For Simon, a visit to his restaurant should be about more than just the food; he wants the whole experience to be outstanding. “From the minute you decide to come here to the moment you leave I want to think of every thing that can make your visit a little bit more special. That can be a visit to the kitchen or the hand-made boxes of chocolates we give to guests for birthdays and anniversaries, I want those details to make the difference.”
That drive to be different includes the chef’s table that sits in Simon’s kitchen, offering guests the opportunity to eat while watching and learning about the food being prepared for them. It’s the first one of its kind in the island, and it’s something he’s very excited about. But it’s not the only way he wants to stand out.
“Like all chefs I’m very competitive, and I have to confess I’m big-headed. I want to With Simon’s experience, the food at La Reunion is clearly something special, but it’s also something he wants to let speak for itself. “I cook the same as everyone else.
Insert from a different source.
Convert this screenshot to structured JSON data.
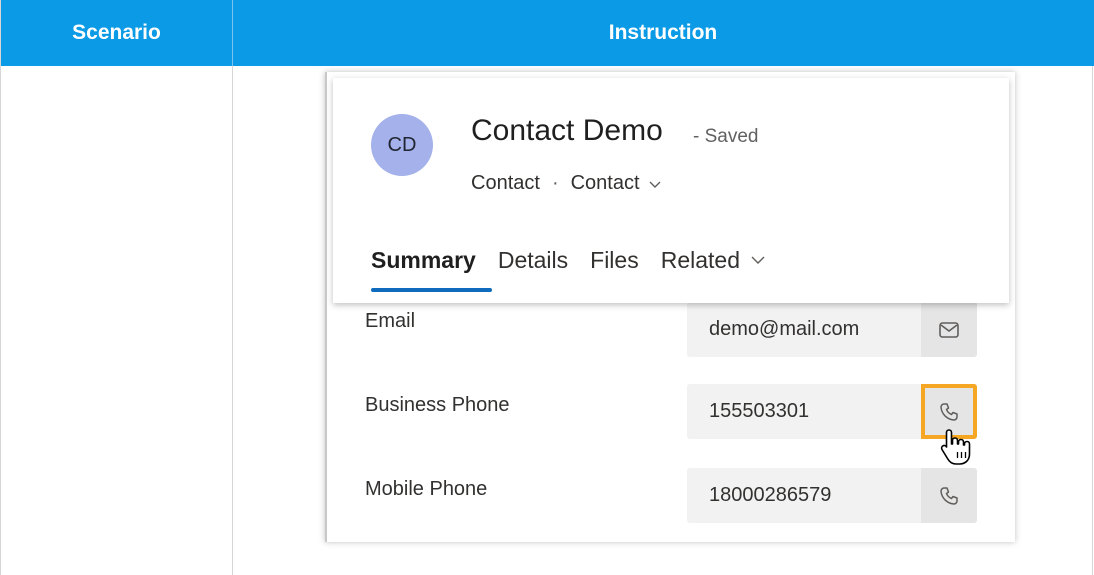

My menus look the same as everyone else’s and they’re written really simply. When you read a menu that says the egg has been cooked for 28 minutes in 38.7 degrees, so what? We do all that, but we don’t tell you that. If you want to know the science come in and sit in the kitchen. There’s foam guns, there’s water baths splashing everywhere be the very best here. I want other people to look to us as to where they need to be. But while they’re striving to get to our level, we’ll be constantly looking to improve, so by the time they get there we’ll already have moved on.”
It’s a bold statement. But seeing Simon in his kitchen kingdom it appears absolutely achievable. It turns out the world of IT’s loss is certainly Guernsey’s gain.